Labor luminaries such as George Meany and FDR agreed on the dangers of a unionized government. More recently, prominent Democrats such as California’s former assembly speaker Willie Brown, or current San Francisco supervisor Jeff Adachi, have found themselves criticizing or confronting public sector unions. The reason is clear – private sector unions must be reasonable in their demands or they will bankrupt the companies they negotiate with, whereas public sector unions use member dues to elect the politicians they are supposedly going to “negotiate” with, and raise taxes to finance their demands. Now another democrat is stepping forward.
Joe Nation, who served three terms as a democrat in California’s state assembly, representing one of the most liberal areas in California, Marin County, has just published a commentary in the San Francisco Guardian entitled “Who will demand reductions in public employee benefits?” You will not find too many public sector union spokespersons agreeing with his statistics, or his sentiments. For example:
“A decade or two ago, total compensation for public employees, i.e., wages, salaries and benefits, including retirement, was comparable to that in the private sector. That is no longer the case. According to the Census Bureau, state and local government workers now earn nearly $40 an hour in total compensation, compared with $27 for workers in the private sector.”
“In the private sector, the average employer contributes just over 3 percent to a 401(k) plan.
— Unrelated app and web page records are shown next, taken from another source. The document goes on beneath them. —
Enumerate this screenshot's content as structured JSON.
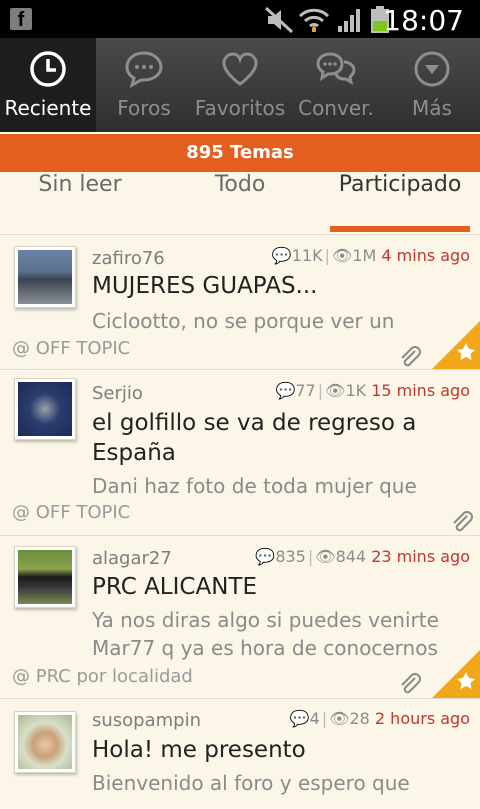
{
  "statusbar": {
    "time": "18:07",
    "icons": [
      "facebook-icon",
      "mute-icon",
      "wifi-icon",
      "signal-icon",
      "battery-icon"
    ]
  },
  "nav": {
    "tabs": [
      {
        "label": "Reciente",
        "icon": "clock-icon",
        "active": true
      },
      {
        "label": "Foros",
        "icon": "speech-bubble-icon"
      },
      {
        "label": "Favoritos",
        "icon": "heart-icon"
      },
      {
        "label": "Conver.",
        "icon": "conversations-icon"
      },
      {
        "label": "Más",
        "icon": "chevron-down-circle-icon"
      }
    ]
  },
  "topics_count": "895 Temas",
  "subtabs": [
    {
      "label": "Sin leer"
    },
    {
      "label": "Todo"
    },
    {
      "label": "Participado",
      "active": true
    }
  ],
  "threads": [
    {
      "user": "zafiro76",
      "replies": "11K",
      "views": "1M",
      "time": "4 mins ago",
      "title": "MUJERES GUAPAS...",
      "preview": "Ciclootto, no se porque ver un",
      "forum": "@ OFF TOPIC",
      "attachment": true,
      "starred": true
    },
    {
      "user": "Serjio",
      "replies": "77",
      "views": "1K",
      "time": "15 mins ago",
      "title": "el golfillo se va de regreso a España",
      "preview": "Dani haz foto de toda mujer que",
      "forum": "@ OFF TOPIC",
      "attachment": true,
      "starred": false
    },
    {
      "user": "alagar27",
      "replies": "835",
      "views": "844",
      "time": "23 mins ago",
      "title": "PRC ALICANTE",
      "preview": "Ya nos diras algo si puedes venirte Mar77 q ya es hora de conocernos",
      "forum": "@ PRC por localidad",
      "attachment": true,
      "starred": true
    },
    {
      "user": "susopampin",
      "replies": "4",
      "views": "28",
      "time": "2 hours ago",
      "title": "Hola! me presento",
      "preview": "Bienvenido al foro y espero que",
      "forum": "",
      "attachment": false,
      "starred": false
    }
  ],
  "colors": {
    "accent": "#e25f20",
    "background": "#fbf6e8",
    "time": "#c0392b"
  }
}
In California, state and local governments contribute as much as 33 percent to their employees’ retirements.”
Nation not only shares these figures – the article has too many to mention here, and they are well chosen – but he also debunks some of the misinformation being spread by the public sector unions and the public sector pension funds:
“Even with Social Security benefits, that private-sector worker will earn about $3,500 monthly in retirement, about one-half of similar public-sector workers. Note: CalPERS will argue that its average benefit is only $2,000 per month, but it fails to disclose that the figure reflects an average salary of $60,000 for about only 15 years of work.”
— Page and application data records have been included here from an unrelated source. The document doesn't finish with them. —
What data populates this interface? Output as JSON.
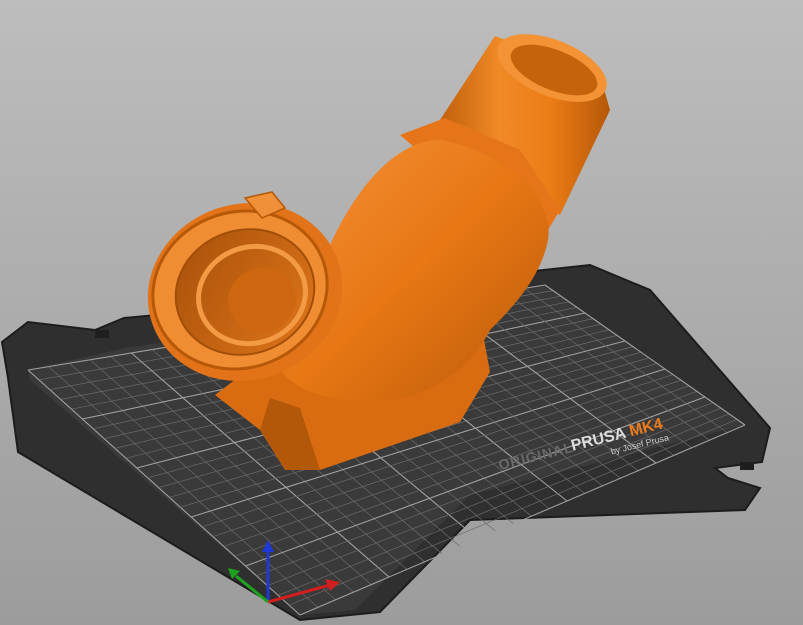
{
  "app": "PrusaSlicer 3D view",
  "bed": {
    "brand_original": "ORIGINAL",
    "brand_prusa": "PRUSA",
    "brand_model": "MK4",
    "byline": "by Josef Prusa",
    "surface_color": "#3a3a3a",
    "grid_color": "#6b6b6b",
    "major_grid_color": "#a0a0a0",
    "model_color_accent": "#ee7b17"
  },
  "model": {
    "color": "#ec7c16",
    "dark_color": "#b85a0b",
    "light_color": "#f59a3c"
  },
  "axes": {
    "x_color": "#d11f1f",
    "y_color": "#1fa31f",
    "z_color": "#1f39d6"
  }
}
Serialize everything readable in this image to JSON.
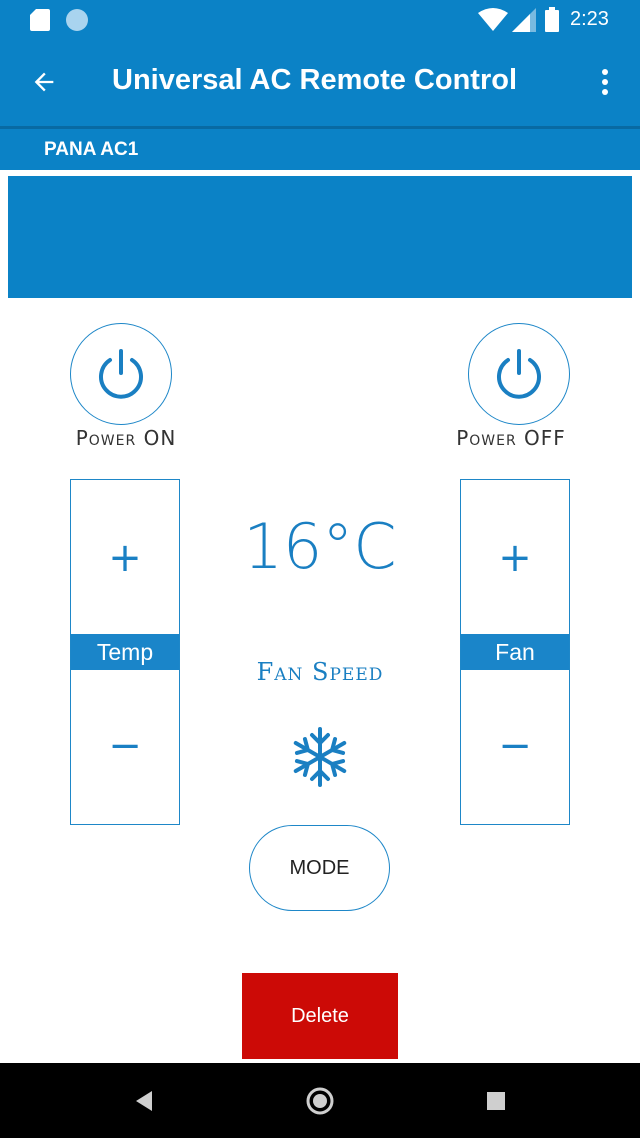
{
  "status_bar": {
    "time": "2:23",
    "icons": [
      "sd-card-icon",
      "notification-dot-icon",
      "wifi-icon",
      "signal-icon",
      "battery-icon"
    ]
  },
  "app_bar": {
    "title": "Universal AC Remote Control",
    "back_icon": "arrow-left-icon",
    "more_icon": "more-vert-icon"
  },
  "device": {
    "name": "PANA AC1"
  },
  "remote": {
    "power_on_label": "Power ON",
    "power_off_label": "Power OFF",
    "temp_label": "Temp",
    "fan_label": "Fan",
    "plus": "+",
    "minus": "−",
    "temperature": "16°C",
    "fan_speed_label": "Fan Speed",
    "mode_icon": "snowflake-icon",
    "mode_button": "MODE",
    "delete_button": "Delete"
  },
  "colors": {
    "primary": "#0b82c6",
    "accent_text": "#1a7fc2",
    "delete": "#cc0a06",
    "nav_bar": "#000000"
  }
}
In Nation’s conclusion, he makes some comments that, along with statements others have made, start to demolish the familiar theme employed by defenders of public sector unions – that their detractors are just a bunch of country-club republicans. As he puts it, “How did we get to such an inequitable place? Quite simply, public employee unions have owned Sacramento (and many local governments) for at least a decade or two. And finances have never been a focus for Sacramento (or for Democrats or Republicans, who are equally to blame for this disaster).”
These are the statements of a nonpartisan, informed individual who has put the future of his state and his nation above peer pressure, or partisan politics.
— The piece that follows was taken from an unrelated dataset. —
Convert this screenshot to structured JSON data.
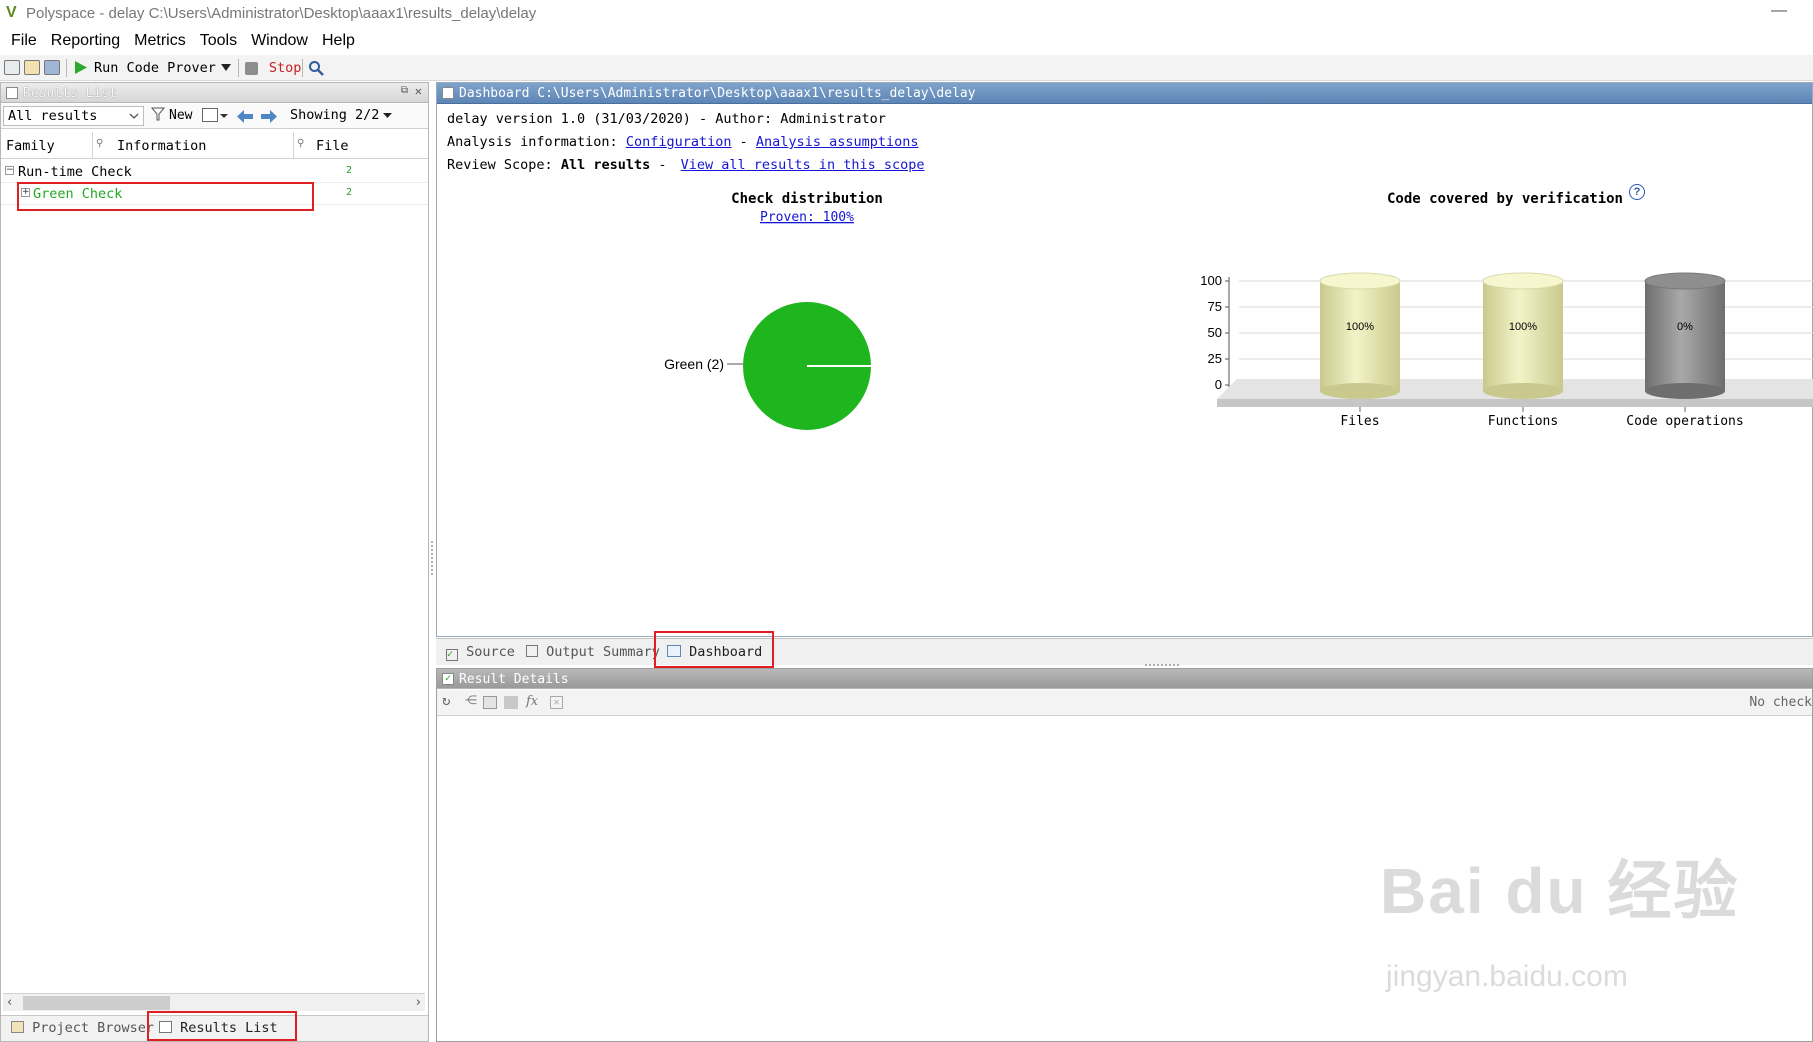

Joe Nation’s commentary is not unique. Liberals are realizing alongside conservatives that public sector unions do not act in the public interest. Before resuming the debate as to what the appropriate role of government may be, the corrupting and financially unsustainable impact of public sector unions must be brought under control.